Union official ruled ‘abusive’
A union official who threatened to name and shame former union members on toilet doors in a foul-mouthed rant at the Gorgon gas project in the Pilbara has been found guilty of breaching industrial laws.
The Federal Court found union official Brad Upton abused workers in December 2015 after hearing rumours 90 people had quit the Construction, Forestry, Mining and Energy Union after it had struck a pay deal with their employers.
The court found Upton and the CFMEU breached three sections of the Fair Work Act, with Justice Michael Barker ruling Upton acted in a threatening, coercive, intimidating and abusive manner.

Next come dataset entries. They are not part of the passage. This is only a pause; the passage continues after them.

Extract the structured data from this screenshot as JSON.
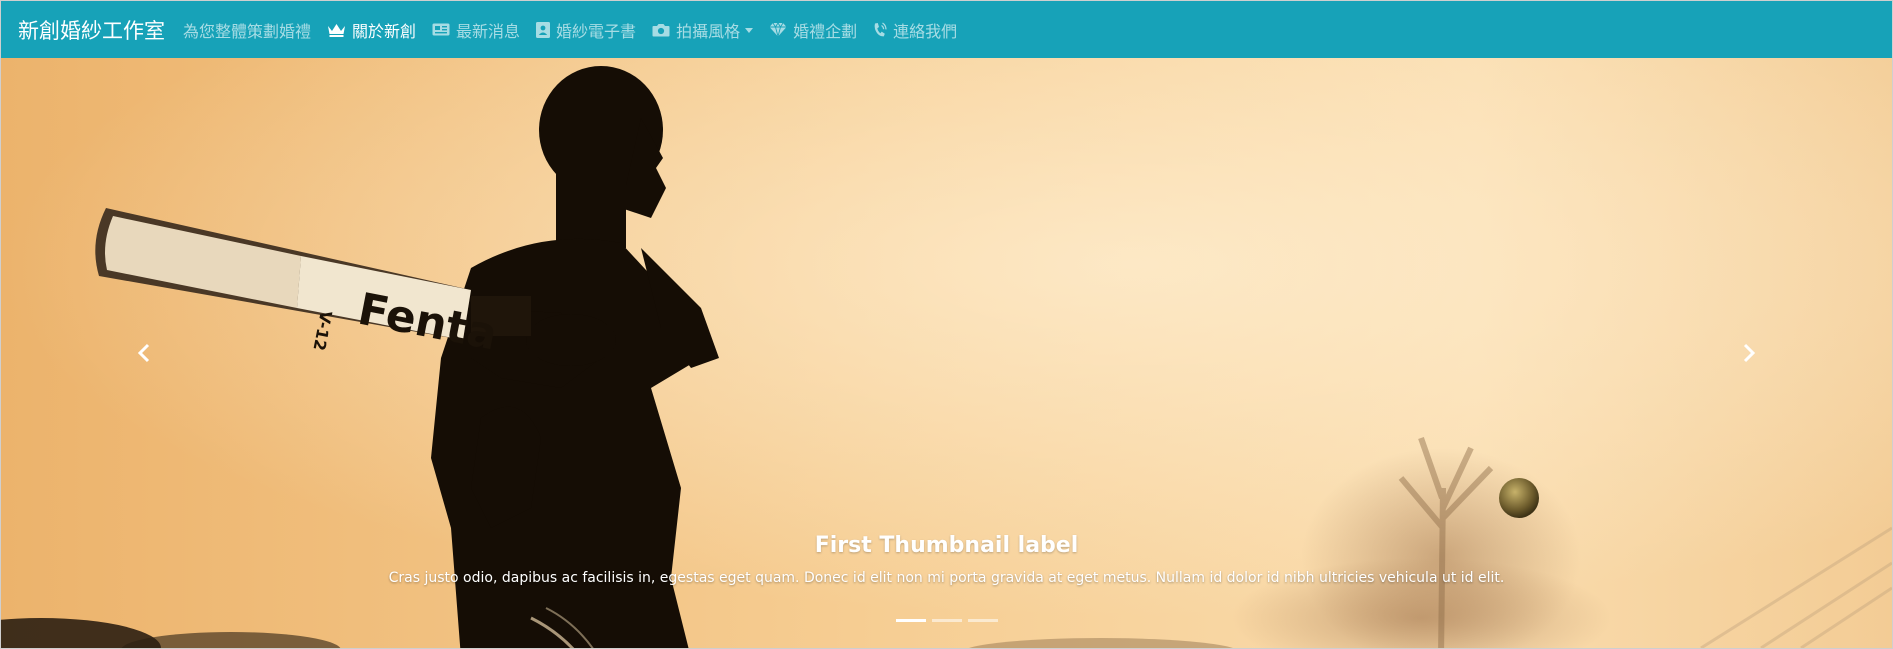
{
  "navbar": {
    "brand": "新創婚紗工作室",
    "accent_color": "#17a2b8",
    "items": [
      {
        "label": "為您整體策劃婚禮",
        "icon": "",
        "active": false,
        "dropdown": false
      },
      {
        "label": "關於新創",
        "icon": "crown-icon",
        "active": true,
        "dropdown": false
      },
      {
        "label": "最新消息",
        "icon": "newspaper-icon",
        "active": false,
        "dropdown": false
      },
      {
        "label": "婚紗電子書",
        "icon": "address-book-icon",
        "active": false,
        "dropdown": false
      },
      {
        "label": "拍攝風格",
        "icon": "camera-icon",
        "active": false,
        "dropdown": true
      },
      {
        "label": "婚禮企劃",
        "icon": "gem-icon",
        "active": false,
        "dropdown": false
      },
      {
        "label": "連絡我們",
        "icon": "phone-volume-icon",
        "active": false,
        "dropdown": false
      }
    ]
  },
  "carousel": {
    "caption_title": "First Thumbnail label",
    "caption_text": "Cras justo odio, dapibus ac facilisis in, egestas eget quam. Donec id elit non mi porta gravida at eget metus. Nullam id dolor id nibh ultricies vehicula ut id elit.",
    "bat_text": "Fenta",
    "bat_sub": "V-12",
    "indicators": [
      {
        "active": true
      },
      {
        "active": false
      },
      {
        "active": false
      }
    ],
    "prev_icon": "chevron-left-icon",
    "next_icon": "chevron-right-icon"
  }
}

Justice Barker said he accepted evidence that Upton spoke to about 50 workers from CKJV, Tempo and RCR in a crib room meeting, using words to the effect of: “The f...ing 90 dog c... that resigned from the union the day after we signed the EBA (enterprise bargaining agreement) after we got the conditions we got now, this is a f...ing union site.
“If you don’t f...ing like it, f... off somewhere else. We got you these conditions, we know who you are.

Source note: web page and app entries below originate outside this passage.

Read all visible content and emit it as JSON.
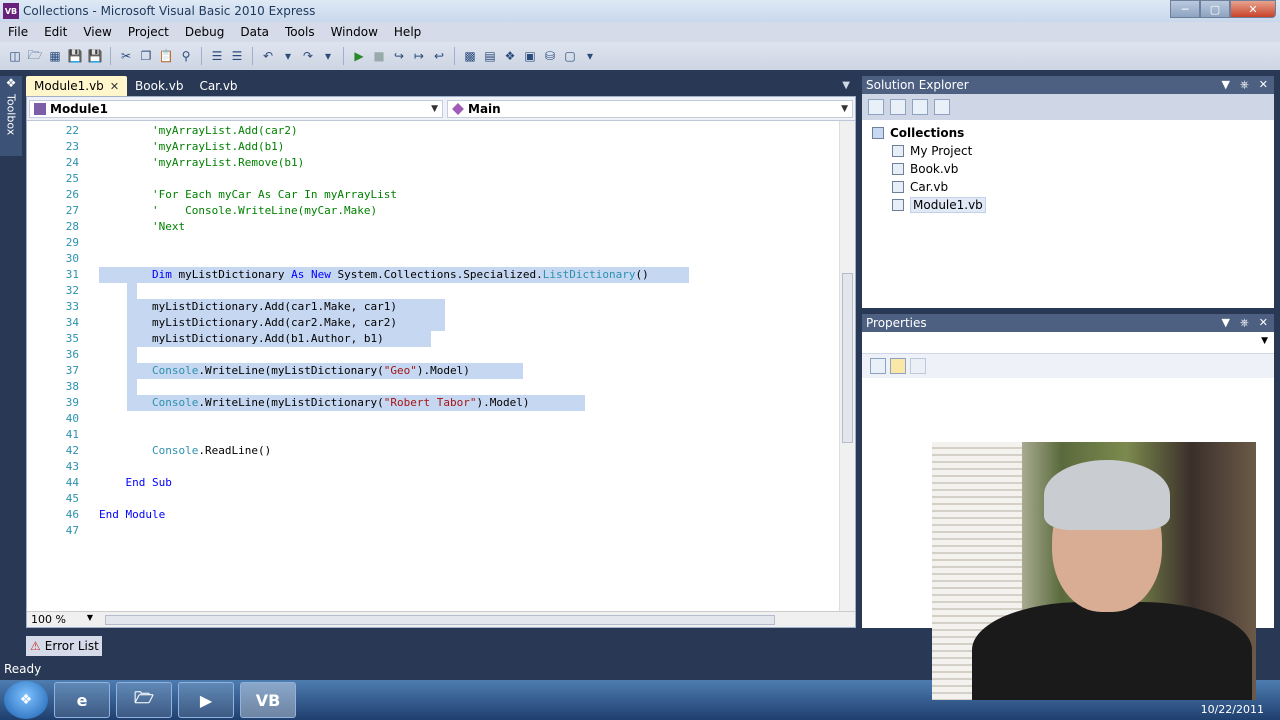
{
  "window": {
    "title": "Collections - Microsoft Visual Basic 2010 Express",
    "app_icon": "VB"
  },
  "menu": [
    "File",
    "Edit",
    "View",
    "Project",
    "Debug",
    "Data",
    "Tools",
    "Window",
    "Help"
  ],
  "toolbox": {
    "label": "Toolbox"
  },
  "doc_tabs": [
    {
      "label": "Module1.vb",
      "active": true
    },
    {
      "label": "Book.vb",
      "active": false
    },
    {
      "label": "Car.vb",
      "active": false
    }
  ],
  "nav": {
    "left": "Module1",
    "right": "Main"
  },
  "code_lines": [
    {
      "n": "22",
      "t": "        'myArrayList.Add(car2)",
      "c": "cm"
    },
    {
      "n": "23",
      "t": "        'myArrayList.Add(b1)",
      "c": "cm"
    },
    {
      "n": "24",
      "t": "        'myArrayList.Remove(b1)",
      "c": "cm"
    },
    {
      "n": "25",
      "t": "",
      "c": ""
    },
    {
      "n": "26",
      "t": "        'For Each myCar As Car In myArrayList",
      "c": "cm"
    },
    {
      "n": "27",
      "t": "        '    Console.WriteLine(myCar.Make)",
      "c": "cm"
    },
    {
      "n": "28",
      "t": "        'Next",
      "c": "cm"
    },
    {
      "n": "29",
      "t": "",
      "c": ""
    },
    {
      "n": "30",
      "t": "",
      "c": ""
    },
    {
      "n": "31",
      "t": "        Dim myListDictionary As New System.Collections.Specialized.ListDictionary()",
      "c": "",
      "sel": 590
    },
    {
      "n": "32",
      "t": "",
      "c": "",
      "sel": 10
    },
    {
      "n": "33",
      "t": "        myListDictionary.Add(car1.Make, car1)",
      "c": "",
      "sel": 318
    },
    {
      "n": "34",
      "t": "        myListDictionary.Add(car2.Make, car2)",
      "c": "",
      "sel": 318
    },
    {
      "n": "35",
      "t": "        myListDictionary.Add(b1.Author, b1)",
      "c": "",
      "sel": 304
    },
    {
      "n": "36",
      "t": "",
      "c": "",
      "sel": 10
    },
    {
      "n": "37",
      "t": "        Console.WriteLine(myListDictionary(\"Geo\").Model)",
      "c": "",
      "sel": 396
    },
    {
      "n": "38",
      "t": "",
      "c": "",
      "sel": 10
    },
    {
      "n": "39",
      "t": "        Console.WriteLine(myListDictionary(\"Robert Tabor\").Model)",
      "c": "",
      "sel": 458
    },
    {
      "n": "40",
      "t": "",
      "c": ""
    },
    {
      "n": "41",
      "t": "",
      "c": ""
    },
    {
      "n": "42",
      "t": "        Console.ReadLine()",
      "c": ""
    },
    {
      "n": "43",
      "t": "",
      "c": ""
    },
    {
      "n": "44",
      "t": "    End Sub",
      "c": ""
    },
    {
      "n": "45",
      "t": "",
      "c": ""
    },
    {
      "n": "46",
      "t": "End Module",
      "c": ""
    },
    {
      "n": "47",
      "t": "",
      "c": ""
    }
  ],
  "editor": {
    "zoom": "100 %"
  },
  "solution_explorer": {
    "title": "Solution Explorer",
    "root": "Collections",
    "items": [
      "My Project",
      "Book.vb",
      "Car.vb",
      "Module1.vb"
    ],
    "selected": "Module1.vb"
  },
  "properties": {
    "title": "Properties"
  },
  "error_list": {
    "label": "Error List"
  },
  "status": {
    "text": "Ready"
  },
  "taskbar": {
    "clock": "10/22/2011"
  },
  "colors": {
    "accent": "#293955",
    "selection": "#c6d7f1",
    "keyword": "#0000ff",
    "comment": "#008000",
    "string": "#a31515",
    "type": "#2b91af"
  }
}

“We are going to put your names on the back of toilet doors.”
Justice Barker said Upton threatened the name-and-shame campaign on toilet doors, but did not agree the official had specifically used the term “standover tactics”, as alleged by witnesses.

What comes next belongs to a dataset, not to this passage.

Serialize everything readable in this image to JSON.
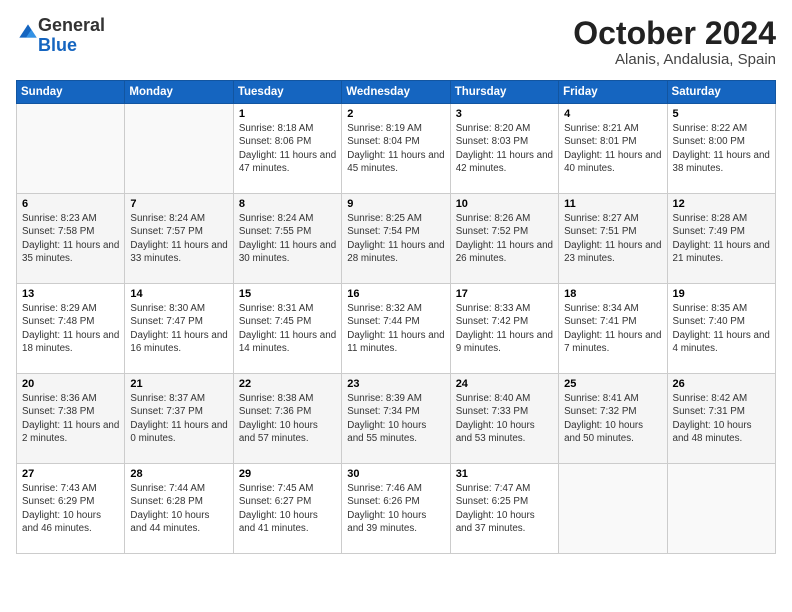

Upton had denied most of the allegations, claiming that while he may have sworn he did not speak aggressively and did not breach industrial law.
He claimed he had only raised workers’ suggestions for the name-and-shame campaign, but denied he had made the threat himself. Justice Barker accepted Upton said: “We have other union sites starting up next year and if you’re not in the union, you can f... off too, you’re not welcome.”
Justice Barker said one witness had complained of feeling intimidated, claiming it would have caused him “emotional harm or distress”.
He said it left workers with the impression they had no choice but to join the union.
Upton and the union were found guilty of coercion, improper conduct and adverse action against non-union workers.
Penalties will be handed down at a later date.
Brad Upton at the Federal Court.